• Task goal
Report all lines below with the word "Windows".

Entries from a dataset of interfaces
────────────────────────────────────────

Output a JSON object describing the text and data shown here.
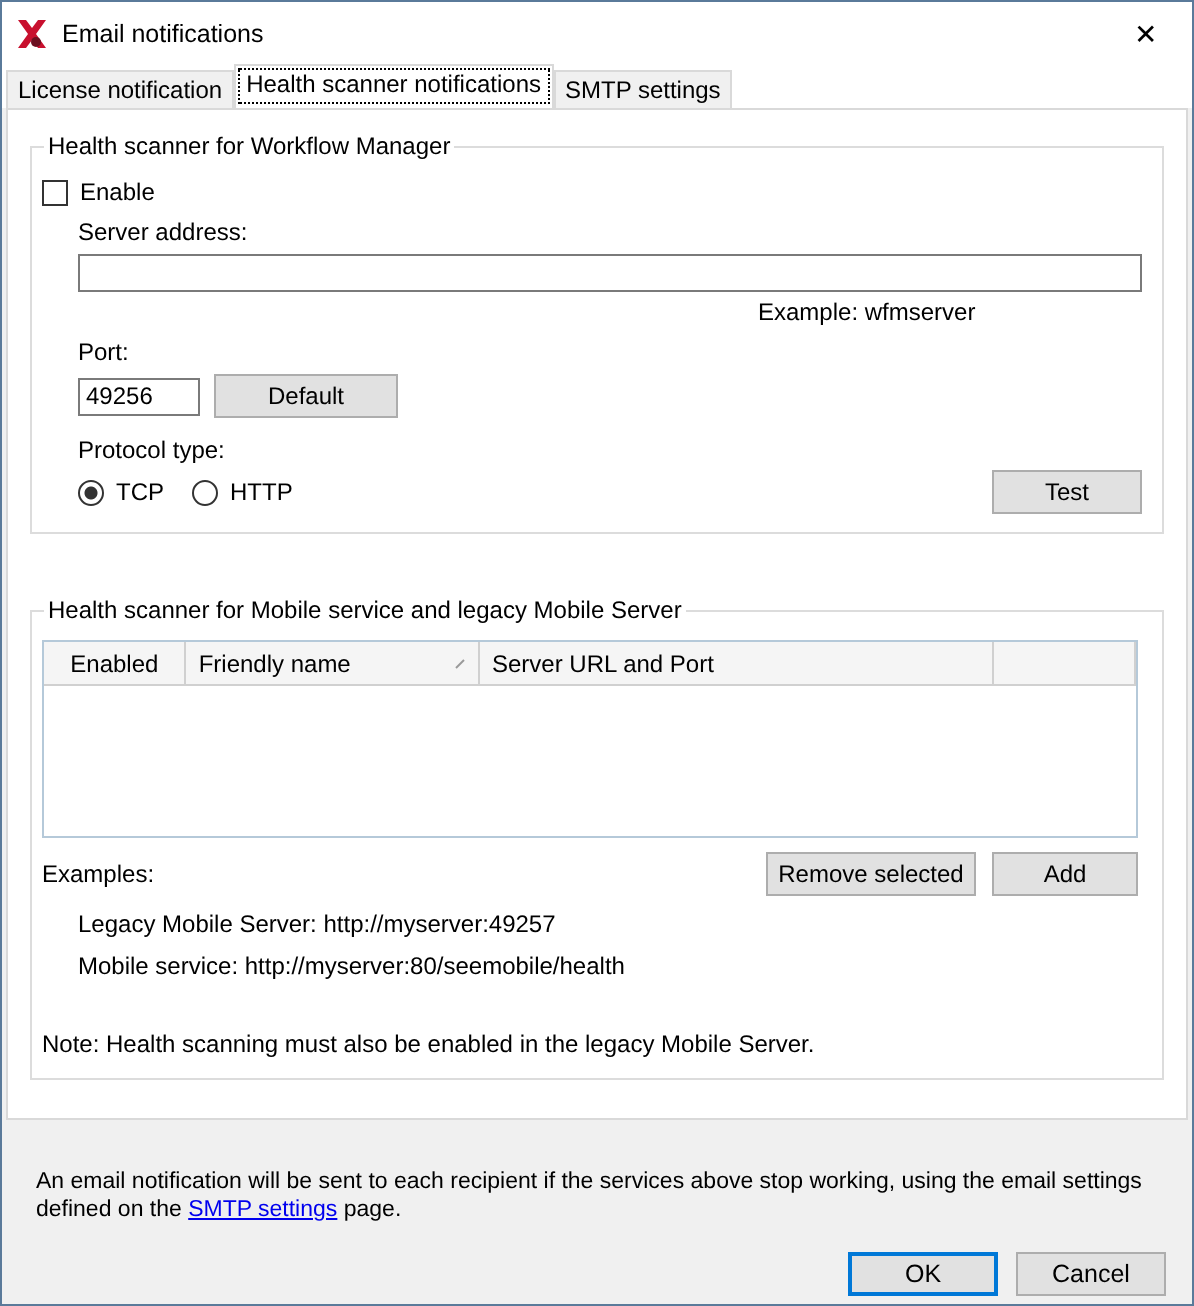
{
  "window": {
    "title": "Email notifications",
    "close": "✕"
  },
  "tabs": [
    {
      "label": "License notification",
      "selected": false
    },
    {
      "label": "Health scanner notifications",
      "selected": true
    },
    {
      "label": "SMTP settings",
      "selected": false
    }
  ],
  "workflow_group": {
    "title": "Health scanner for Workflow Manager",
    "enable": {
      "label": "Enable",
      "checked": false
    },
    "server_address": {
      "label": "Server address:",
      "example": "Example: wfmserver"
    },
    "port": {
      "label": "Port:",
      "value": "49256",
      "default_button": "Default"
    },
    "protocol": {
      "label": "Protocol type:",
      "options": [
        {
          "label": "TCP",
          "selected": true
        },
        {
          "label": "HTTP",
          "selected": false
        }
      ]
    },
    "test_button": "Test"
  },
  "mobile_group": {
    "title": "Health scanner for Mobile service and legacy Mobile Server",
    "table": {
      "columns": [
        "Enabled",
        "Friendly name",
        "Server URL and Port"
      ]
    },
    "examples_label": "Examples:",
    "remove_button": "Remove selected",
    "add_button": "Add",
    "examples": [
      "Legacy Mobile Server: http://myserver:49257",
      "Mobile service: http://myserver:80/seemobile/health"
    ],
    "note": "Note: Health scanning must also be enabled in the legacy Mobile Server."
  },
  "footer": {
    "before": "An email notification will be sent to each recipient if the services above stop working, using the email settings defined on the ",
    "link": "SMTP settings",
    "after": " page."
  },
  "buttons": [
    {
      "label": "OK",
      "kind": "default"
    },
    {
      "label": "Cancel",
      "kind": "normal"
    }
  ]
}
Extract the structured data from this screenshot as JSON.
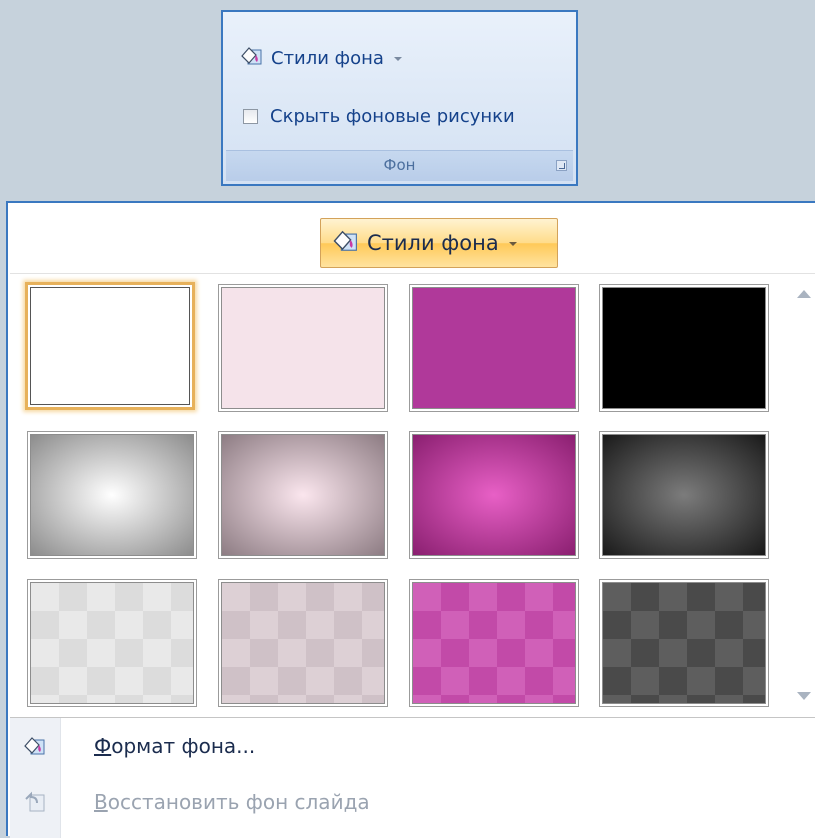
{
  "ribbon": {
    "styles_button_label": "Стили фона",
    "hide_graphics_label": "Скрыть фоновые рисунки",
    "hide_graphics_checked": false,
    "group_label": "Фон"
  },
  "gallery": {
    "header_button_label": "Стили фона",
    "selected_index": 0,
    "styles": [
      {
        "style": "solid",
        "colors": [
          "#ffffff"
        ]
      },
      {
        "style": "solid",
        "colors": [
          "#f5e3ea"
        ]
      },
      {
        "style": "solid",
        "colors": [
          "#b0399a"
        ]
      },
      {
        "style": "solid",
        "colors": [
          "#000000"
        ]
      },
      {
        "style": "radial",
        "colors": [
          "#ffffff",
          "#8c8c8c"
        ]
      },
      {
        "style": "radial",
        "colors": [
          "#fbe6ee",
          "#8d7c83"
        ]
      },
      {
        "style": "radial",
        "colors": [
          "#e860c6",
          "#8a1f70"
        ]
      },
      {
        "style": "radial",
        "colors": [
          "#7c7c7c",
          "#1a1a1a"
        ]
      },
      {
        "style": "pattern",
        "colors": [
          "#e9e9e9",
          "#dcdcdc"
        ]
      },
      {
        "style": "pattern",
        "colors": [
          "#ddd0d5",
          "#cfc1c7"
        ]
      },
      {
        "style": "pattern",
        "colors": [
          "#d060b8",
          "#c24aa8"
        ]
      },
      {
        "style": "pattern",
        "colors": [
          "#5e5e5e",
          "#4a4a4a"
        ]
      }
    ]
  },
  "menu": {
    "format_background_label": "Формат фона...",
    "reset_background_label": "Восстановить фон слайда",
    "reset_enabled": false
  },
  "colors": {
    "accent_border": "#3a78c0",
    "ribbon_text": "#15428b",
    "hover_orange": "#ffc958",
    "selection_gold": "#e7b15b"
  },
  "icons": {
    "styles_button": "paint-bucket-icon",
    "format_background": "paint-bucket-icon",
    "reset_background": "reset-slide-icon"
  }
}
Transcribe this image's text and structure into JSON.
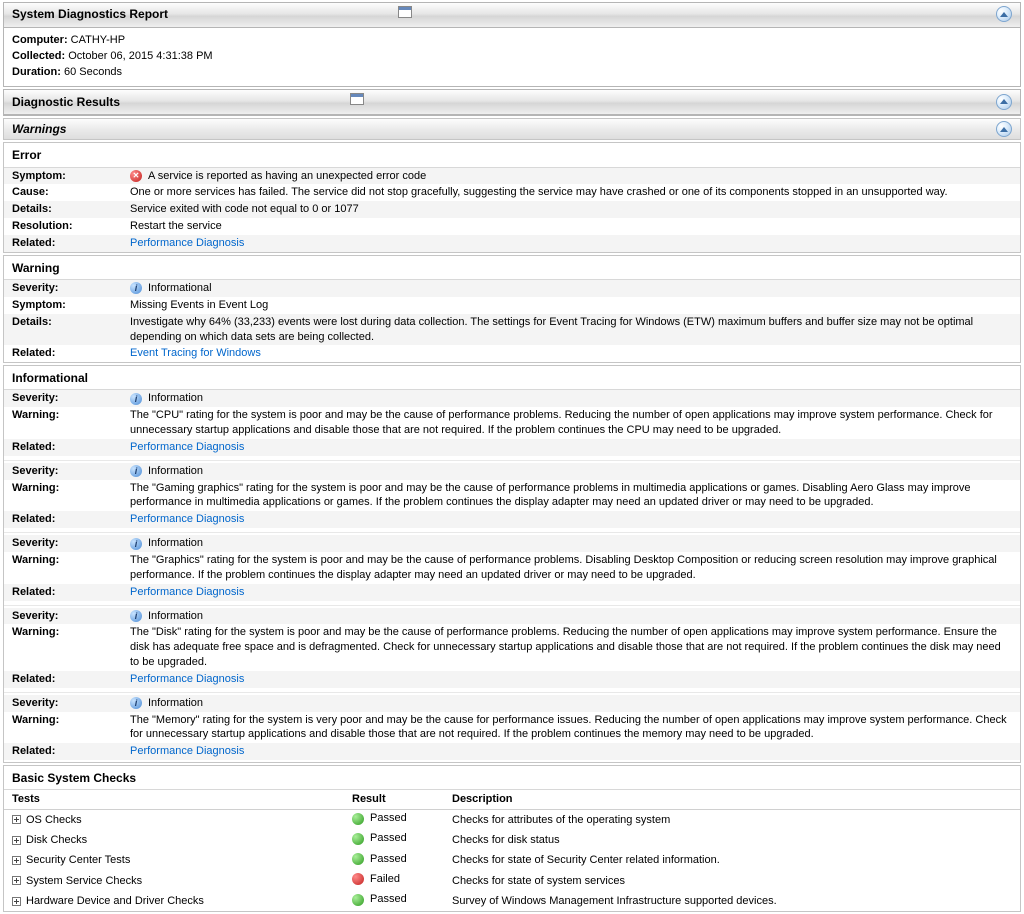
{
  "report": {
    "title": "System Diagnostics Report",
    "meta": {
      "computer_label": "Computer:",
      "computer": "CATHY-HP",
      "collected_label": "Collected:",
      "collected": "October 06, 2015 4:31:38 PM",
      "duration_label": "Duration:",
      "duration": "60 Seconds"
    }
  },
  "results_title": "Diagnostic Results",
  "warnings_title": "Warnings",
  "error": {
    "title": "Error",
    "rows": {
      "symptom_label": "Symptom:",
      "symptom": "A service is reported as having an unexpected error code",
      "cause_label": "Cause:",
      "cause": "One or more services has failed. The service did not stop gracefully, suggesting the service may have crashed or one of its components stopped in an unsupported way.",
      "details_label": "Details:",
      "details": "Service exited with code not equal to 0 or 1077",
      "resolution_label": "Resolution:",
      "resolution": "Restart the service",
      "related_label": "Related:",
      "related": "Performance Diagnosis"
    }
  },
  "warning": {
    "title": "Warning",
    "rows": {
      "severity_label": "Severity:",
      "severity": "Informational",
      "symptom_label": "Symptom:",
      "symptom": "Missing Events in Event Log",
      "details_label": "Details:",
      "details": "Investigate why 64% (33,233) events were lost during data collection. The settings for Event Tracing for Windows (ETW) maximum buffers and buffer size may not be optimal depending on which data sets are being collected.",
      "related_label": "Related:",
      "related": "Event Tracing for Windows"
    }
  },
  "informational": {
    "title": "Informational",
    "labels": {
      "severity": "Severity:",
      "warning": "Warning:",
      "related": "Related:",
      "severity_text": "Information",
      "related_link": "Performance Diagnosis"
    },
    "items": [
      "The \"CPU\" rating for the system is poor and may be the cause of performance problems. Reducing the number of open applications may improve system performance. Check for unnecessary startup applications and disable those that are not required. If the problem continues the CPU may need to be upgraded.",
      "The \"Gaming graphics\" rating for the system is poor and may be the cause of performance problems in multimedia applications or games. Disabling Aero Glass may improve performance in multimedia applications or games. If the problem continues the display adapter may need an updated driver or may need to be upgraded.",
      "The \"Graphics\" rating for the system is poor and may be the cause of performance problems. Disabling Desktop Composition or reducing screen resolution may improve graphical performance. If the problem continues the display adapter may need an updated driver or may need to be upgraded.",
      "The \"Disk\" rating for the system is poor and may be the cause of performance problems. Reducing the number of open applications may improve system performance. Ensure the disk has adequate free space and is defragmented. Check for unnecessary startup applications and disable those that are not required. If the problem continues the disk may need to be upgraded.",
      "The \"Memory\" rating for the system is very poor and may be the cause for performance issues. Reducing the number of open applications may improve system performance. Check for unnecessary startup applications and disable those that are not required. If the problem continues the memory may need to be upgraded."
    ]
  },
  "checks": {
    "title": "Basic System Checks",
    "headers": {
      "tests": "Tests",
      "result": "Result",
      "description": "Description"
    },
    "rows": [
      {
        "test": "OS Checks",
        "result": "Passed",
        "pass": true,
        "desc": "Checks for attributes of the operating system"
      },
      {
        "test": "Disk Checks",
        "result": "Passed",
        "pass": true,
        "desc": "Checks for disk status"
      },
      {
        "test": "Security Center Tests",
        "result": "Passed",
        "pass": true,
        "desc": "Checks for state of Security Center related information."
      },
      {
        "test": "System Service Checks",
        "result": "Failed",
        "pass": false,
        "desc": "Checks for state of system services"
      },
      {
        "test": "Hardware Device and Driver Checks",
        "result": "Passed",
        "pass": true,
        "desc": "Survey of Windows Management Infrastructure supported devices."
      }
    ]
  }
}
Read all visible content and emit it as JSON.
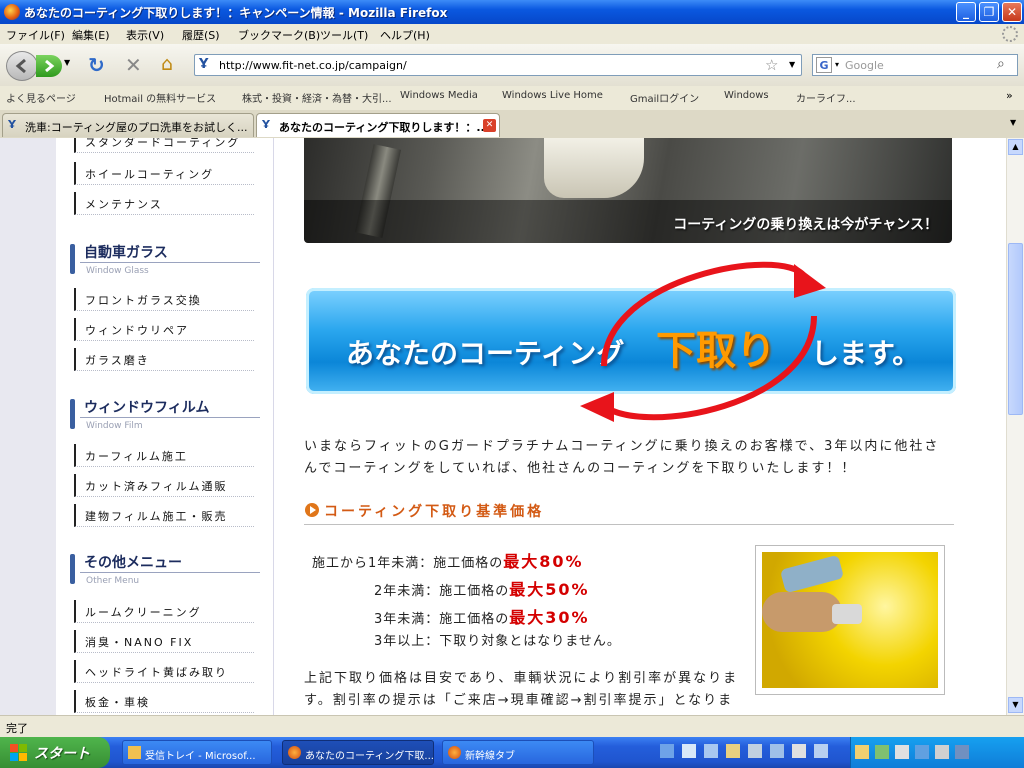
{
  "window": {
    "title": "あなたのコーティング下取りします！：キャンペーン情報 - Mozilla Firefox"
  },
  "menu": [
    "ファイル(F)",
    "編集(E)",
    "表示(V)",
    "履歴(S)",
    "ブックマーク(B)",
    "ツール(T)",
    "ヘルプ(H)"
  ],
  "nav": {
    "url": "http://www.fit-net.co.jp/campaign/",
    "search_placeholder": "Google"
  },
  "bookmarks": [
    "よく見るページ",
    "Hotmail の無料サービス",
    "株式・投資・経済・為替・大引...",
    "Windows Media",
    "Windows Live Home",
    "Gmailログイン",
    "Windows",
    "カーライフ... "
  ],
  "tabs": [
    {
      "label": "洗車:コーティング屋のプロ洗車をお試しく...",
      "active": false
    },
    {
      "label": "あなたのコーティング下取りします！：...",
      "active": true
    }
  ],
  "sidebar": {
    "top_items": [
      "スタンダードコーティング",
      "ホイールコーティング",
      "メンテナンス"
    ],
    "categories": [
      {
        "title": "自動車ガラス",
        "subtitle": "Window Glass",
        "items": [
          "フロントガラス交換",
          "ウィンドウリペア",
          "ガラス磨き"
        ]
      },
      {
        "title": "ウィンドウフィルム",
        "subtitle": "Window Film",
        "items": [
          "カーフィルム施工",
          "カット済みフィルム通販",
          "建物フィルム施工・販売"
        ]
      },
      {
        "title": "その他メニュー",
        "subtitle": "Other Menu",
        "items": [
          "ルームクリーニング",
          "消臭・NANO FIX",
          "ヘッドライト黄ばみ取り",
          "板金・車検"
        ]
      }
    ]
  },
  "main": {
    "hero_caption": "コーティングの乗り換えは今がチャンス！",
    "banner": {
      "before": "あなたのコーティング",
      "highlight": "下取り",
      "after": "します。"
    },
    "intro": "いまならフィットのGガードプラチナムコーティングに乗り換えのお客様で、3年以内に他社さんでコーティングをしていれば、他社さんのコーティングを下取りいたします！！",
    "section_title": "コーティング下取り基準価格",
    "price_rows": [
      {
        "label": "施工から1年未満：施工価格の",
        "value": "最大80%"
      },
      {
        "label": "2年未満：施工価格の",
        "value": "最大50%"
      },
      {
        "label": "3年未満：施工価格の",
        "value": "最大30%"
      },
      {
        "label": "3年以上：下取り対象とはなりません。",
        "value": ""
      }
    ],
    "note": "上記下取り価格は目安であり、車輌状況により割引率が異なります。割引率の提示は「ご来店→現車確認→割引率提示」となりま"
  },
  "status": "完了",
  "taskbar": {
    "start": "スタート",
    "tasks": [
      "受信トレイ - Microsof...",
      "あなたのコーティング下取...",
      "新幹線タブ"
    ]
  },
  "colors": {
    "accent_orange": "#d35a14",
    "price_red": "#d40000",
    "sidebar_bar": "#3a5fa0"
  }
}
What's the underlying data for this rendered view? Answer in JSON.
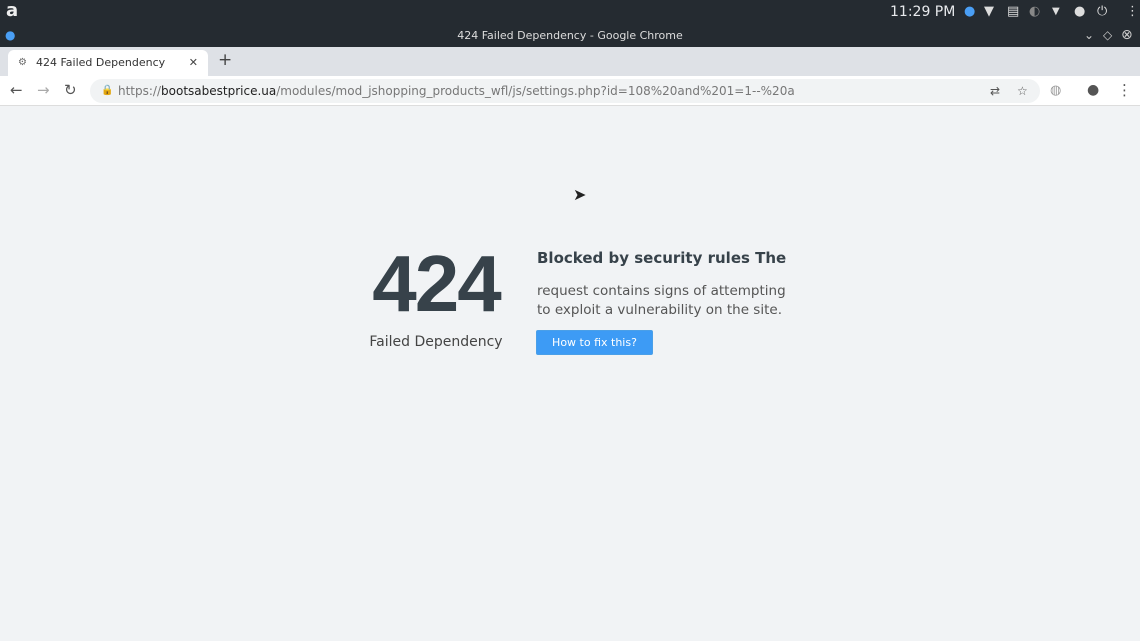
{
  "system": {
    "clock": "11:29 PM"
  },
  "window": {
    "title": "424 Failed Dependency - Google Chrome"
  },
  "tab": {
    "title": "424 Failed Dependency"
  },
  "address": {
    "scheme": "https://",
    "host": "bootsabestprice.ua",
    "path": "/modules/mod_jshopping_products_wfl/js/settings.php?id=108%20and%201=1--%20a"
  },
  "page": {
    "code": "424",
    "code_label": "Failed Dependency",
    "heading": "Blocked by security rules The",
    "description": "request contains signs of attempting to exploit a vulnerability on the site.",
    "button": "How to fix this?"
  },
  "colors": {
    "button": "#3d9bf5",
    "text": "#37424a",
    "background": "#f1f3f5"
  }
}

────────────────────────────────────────

• Exercise response
      "details": "Investigate why 64% (33,233) events were lost during data collection. The settings for Event Tracing for Windows (ETW) maximum buffers and buffer size may not be optimal depending on which data sets are being collected.",
      "related": "Event Tracing for Windows"
        "desc": "Survey of Windows Management Infrastructure supported devices."
    "Windows Media",
    "Windows Live Home",
    "Windows",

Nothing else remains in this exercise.